= Your goal =
Your task is to copy every line of the entries that contains "JSON".

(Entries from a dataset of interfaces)
------------------------
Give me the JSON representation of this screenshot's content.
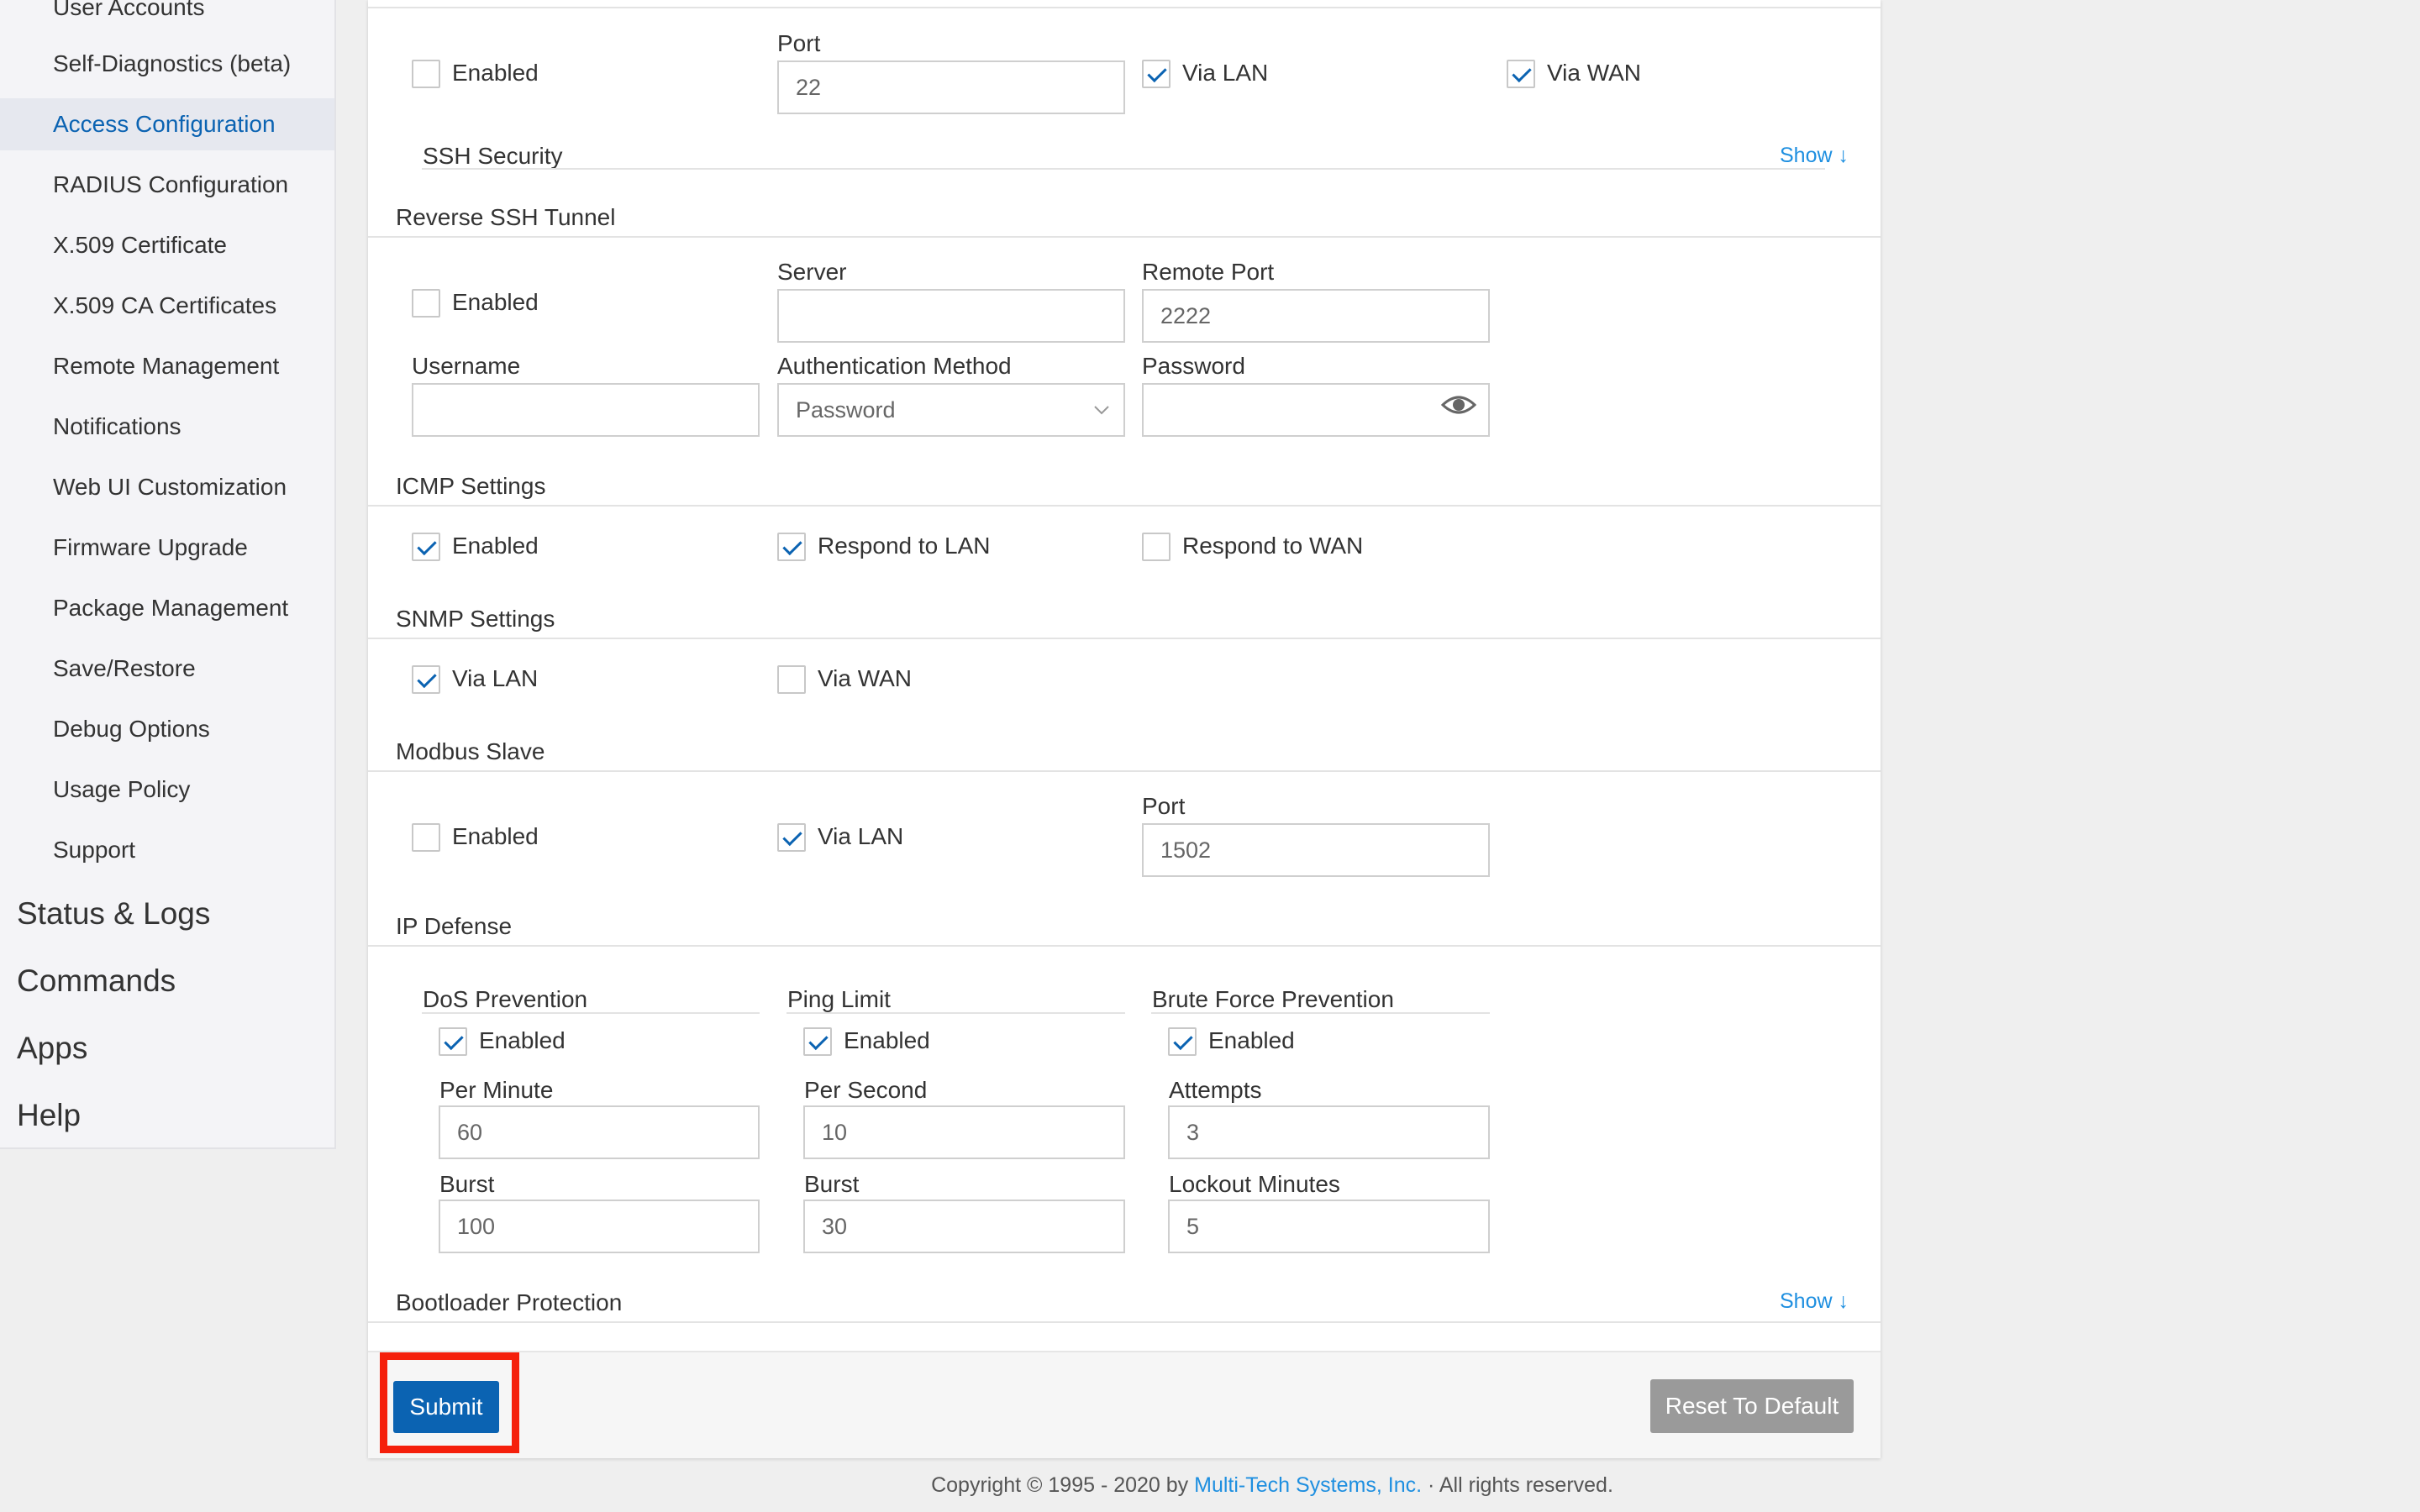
{
  "sidebar": {
    "items": [
      {
        "label": "User Accounts"
      },
      {
        "label": "Self-Diagnostics (beta)"
      },
      {
        "label": "Access Configuration"
      },
      {
        "label": "RADIUS Configuration"
      },
      {
        "label": "X.509 Certificate"
      },
      {
        "label": "X.509 CA Certificates"
      },
      {
        "label": "Remote Management"
      },
      {
        "label": "Notifications"
      },
      {
        "label": "Web UI Customization"
      },
      {
        "label": "Firmware Upgrade"
      },
      {
        "label": "Package Management"
      },
      {
        "label": "Save/Restore"
      },
      {
        "label": "Debug Options"
      },
      {
        "label": "Usage Policy"
      },
      {
        "label": "Support"
      }
    ],
    "top_items": [
      {
        "label": "Status & Logs"
      },
      {
        "label": "Commands"
      },
      {
        "label": "Apps"
      },
      {
        "label": "Help"
      }
    ]
  },
  "ssh": {
    "enabled_label": "Enabled",
    "port_label": "Port",
    "port_value": "22",
    "via_lan_label": "Via LAN",
    "via_wan_label": "Via WAN",
    "security_title": "SSH Security",
    "show_label": "Show ↓"
  },
  "reverse_ssh": {
    "title": "Reverse SSH Tunnel",
    "enabled_label": "Enabled",
    "server_label": "Server",
    "server_value": "",
    "remote_port_label": "Remote Port",
    "remote_port_value": "2222",
    "username_label": "Username",
    "username_value": "",
    "auth_label": "Authentication Method",
    "auth_value": "Password",
    "password_label": "Password",
    "password_value": ""
  },
  "icmp": {
    "title": "ICMP Settings",
    "enabled_label": "Enabled",
    "lan_label": "Respond to LAN",
    "wan_label": "Respond to WAN"
  },
  "snmp": {
    "title": "SNMP Settings",
    "lan_label": "Via LAN",
    "wan_label": "Via WAN"
  },
  "modbus": {
    "title": "Modbus Slave",
    "enabled_label": "Enabled",
    "lan_label": "Via LAN",
    "port_label": "Port",
    "port_value": "1502"
  },
  "ip_defense": {
    "title": "IP Defense",
    "dos": {
      "title": "DoS Prevention",
      "enabled_label": "Enabled",
      "rate_label": "Per Minute",
      "rate_value": "60",
      "burst_label": "Burst",
      "burst_value": "100"
    },
    "ping": {
      "title": "Ping Limit",
      "enabled_label": "Enabled",
      "rate_label": "Per Second",
      "rate_value": "10",
      "burst_label": "Burst",
      "burst_value": "30"
    },
    "brute": {
      "title": "Brute Force Prevention",
      "enabled_label": "Enabled",
      "attempts_label": "Attempts",
      "attempts_value": "3",
      "lockout_label": "Lockout Minutes",
      "lockout_value": "5"
    }
  },
  "bootloader": {
    "title": "Bootloader Protection",
    "show_label": "Show ↓"
  },
  "actions": {
    "submit_label": "Submit",
    "reset_label": "Reset To Default"
  },
  "footer": {
    "prefix": "Copyright © 1995 - 2020 by ",
    "company": "Multi-Tech Systems, Inc.",
    "suffix": " · All rights reserved."
  }
}
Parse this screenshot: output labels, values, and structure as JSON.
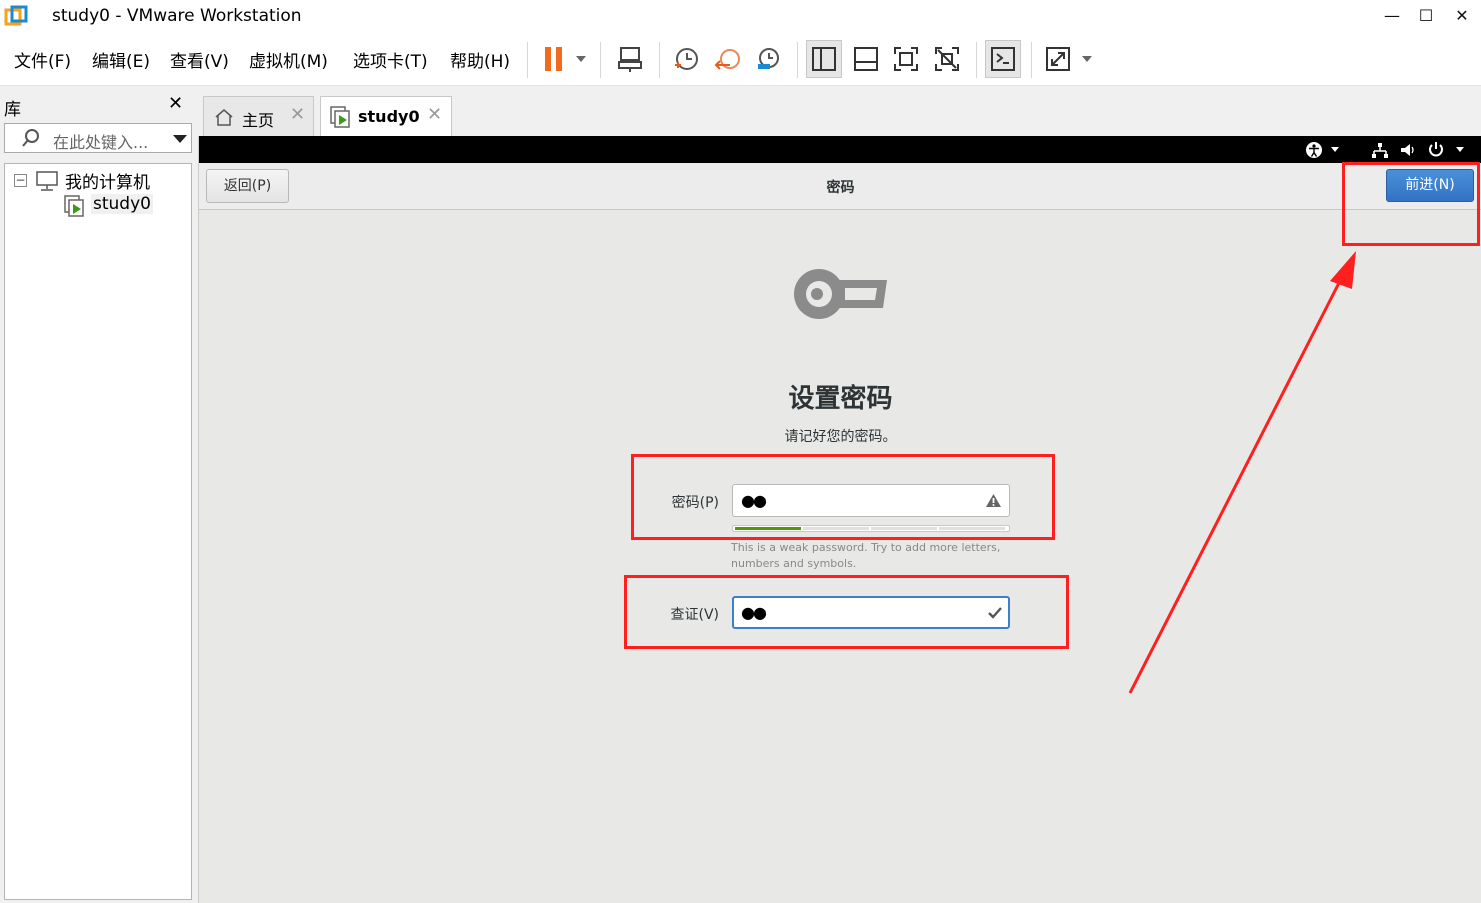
{
  "window": {
    "title": "study0 - VMware Workstation"
  },
  "menu": [
    "文件(F)",
    "编辑(E)",
    "查看(V)",
    "虚拟机(M)",
    "选项卡(T)",
    "帮助(H)"
  ],
  "library": {
    "title": "库",
    "search_placeholder": "在此处键入...",
    "tree": {
      "root": "我的计算机",
      "child": "study0"
    }
  },
  "tabs": [
    {
      "label": "主页"
    },
    {
      "label": "study0"
    }
  ],
  "installer": {
    "back_label": "返回(P)",
    "header_title": "密码",
    "next_label": "前进(N)",
    "heading": "设置密码",
    "subheading": "请记好您的密码。",
    "password_label": "密码(P)",
    "password_value": "●●",
    "confirm_label": "查证(V)",
    "confirm_value": "●●",
    "strength_fraction": 0.25,
    "hint": "This is a weak password. Try to add more letters, numbers and symbols."
  },
  "colors": {
    "accent": "#3372c4",
    "annotation": "#ff1f1f",
    "strength": "#4e9a06"
  }
}
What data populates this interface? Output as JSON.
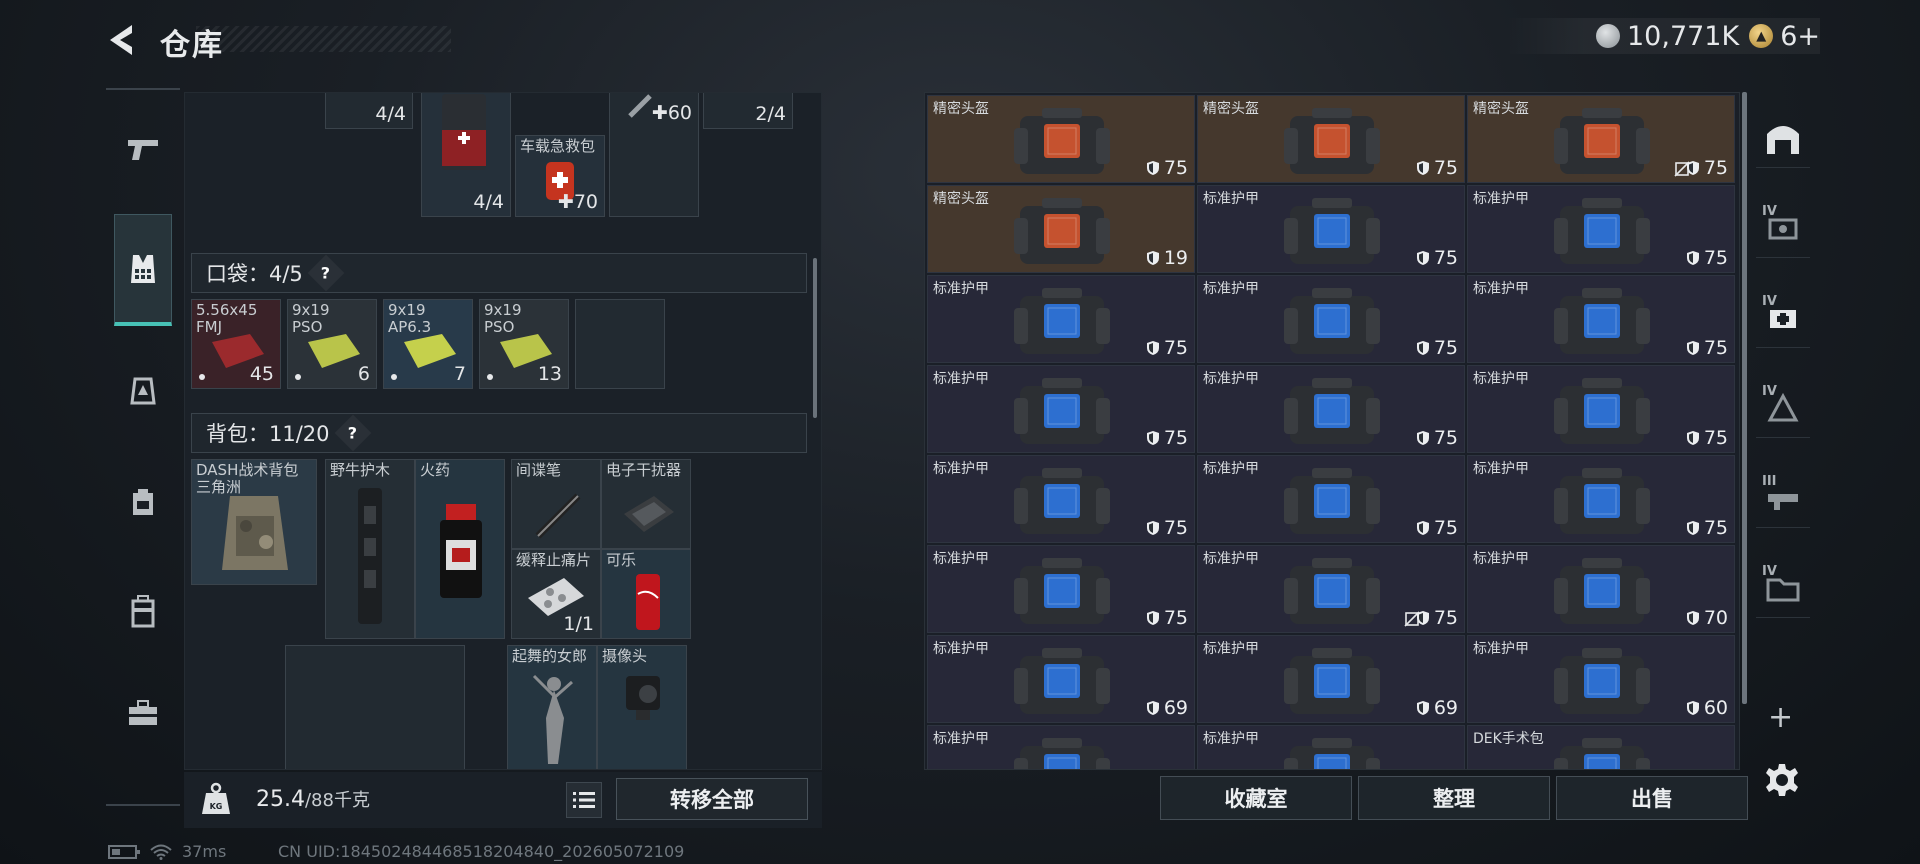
{
  "header": {
    "title": "仓库",
    "silver": "10,771K",
    "gold": "6+"
  },
  "left": {
    "top_slots": [
      {
        "count": "4/4"
      },
      {
        "count": "4/4"
      },
      {
        "label": "车载急救包",
        "count": "70"
      },
      {
        "count": "60"
      },
      {
        "count": "2/4"
      }
    ],
    "pocket": {
      "label": "口袋：",
      "count": "4/5",
      "help": "?"
    },
    "pocket_items": [
      {
        "label": "5.56x45\nFMJ",
        "count": "45",
        "color": "#3a2024"
      },
      {
        "label": "9x19\nPSO",
        "count": "6",
        "color": "#2a3034"
      },
      {
        "label": "9x19\nAP6.3",
        "count": "7",
        "color": "#273846"
      },
      {
        "label": "9x19\nPSO",
        "count": "13",
        "color": "#2a3034"
      }
    ],
    "backpack": {
      "label": "背包：",
      "count": "11/20",
      "help": "?"
    },
    "backpack_items": {
      "dash": "DASH战术背包\n三角洲",
      "handguard": "野牛护木",
      "gunpowder": "火药",
      "spy_pen": "间谍笔",
      "jammer": "电子干扰器",
      "painkiller": "缓释止痛片",
      "painkiller_count": "1/1",
      "cola": "可乐",
      "dancer": "起舞的女郎",
      "camera": "摄像头"
    },
    "weight": "25.4",
    "weight_unit": "/88千克",
    "transfer": "转移全部"
  },
  "right": {
    "cells": [
      {
        "name": "精密头盔",
        "val": "75",
        "kind": "helmet"
      },
      {
        "name": "精密头盔",
        "val": "75",
        "kind": "helmet"
      },
      {
        "name": "精密头盔",
        "val": "75",
        "kind": "helmet",
        "nosign": true
      },
      {
        "name": "精密头盔",
        "val": "19",
        "kind": "helmet"
      },
      {
        "name": "标准护甲",
        "val": "75",
        "kind": "armor"
      },
      {
        "name": "标准护甲",
        "val": "75",
        "kind": "armor"
      },
      {
        "name": "标准护甲",
        "val": "75",
        "kind": "armor"
      },
      {
        "name": "标准护甲",
        "val": "75",
        "kind": "armor"
      },
      {
        "name": "标准护甲",
        "val": "75",
        "kind": "armor"
      },
      {
        "name": "标准护甲",
        "val": "75",
        "kind": "armor"
      },
      {
        "name": "标准护甲",
        "val": "75",
        "kind": "armor"
      },
      {
        "name": "标准护甲",
        "val": "75",
        "kind": "armor"
      },
      {
        "name": "标准护甲",
        "val": "75",
        "kind": "armor"
      },
      {
        "name": "标准护甲",
        "val": "75",
        "kind": "armor"
      },
      {
        "name": "标准护甲",
        "val": "75",
        "kind": "armor"
      },
      {
        "name": "标准护甲",
        "val": "75",
        "kind": "armor"
      },
      {
        "name": "标准护甲",
        "val": "75",
        "kind": "armor",
        "nosign": true
      },
      {
        "name": "标准护甲",
        "val": "70",
        "kind": "armor"
      },
      {
        "name": "标准护甲",
        "val": "69",
        "kind": "armor"
      },
      {
        "name": "标准护甲",
        "val": "69",
        "kind": "armor"
      },
      {
        "name": "标准护甲",
        "val": "60",
        "kind": "armor"
      },
      {
        "name": "标准护甲",
        "val": "",
        "kind": "armor"
      },
      {
        "name": "标准护甲",
        "val": "",
        "kind": "armor"
      },
      {
        "name": "DEK手术包",
        "val": "",
        "kind": "armor"
      }
    ],
    "rail": [
      "IV",
      "IV",
      "IV",
      "III",
      "IV"
    ],
    "tabs": [
      "收藏室",
      "整理",
      "出售"
    ]
  },
  "status": {
    "ping": "37ms",
    "uid": "CN UID:184502484468518204840_202605072109"
  }
}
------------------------
= Exercise solution =
Give me the JSON representation of this screenshot's content.
Parse this screenshot: output labels, values, and structure as JSON.
What data populates this interface? Output as JSON.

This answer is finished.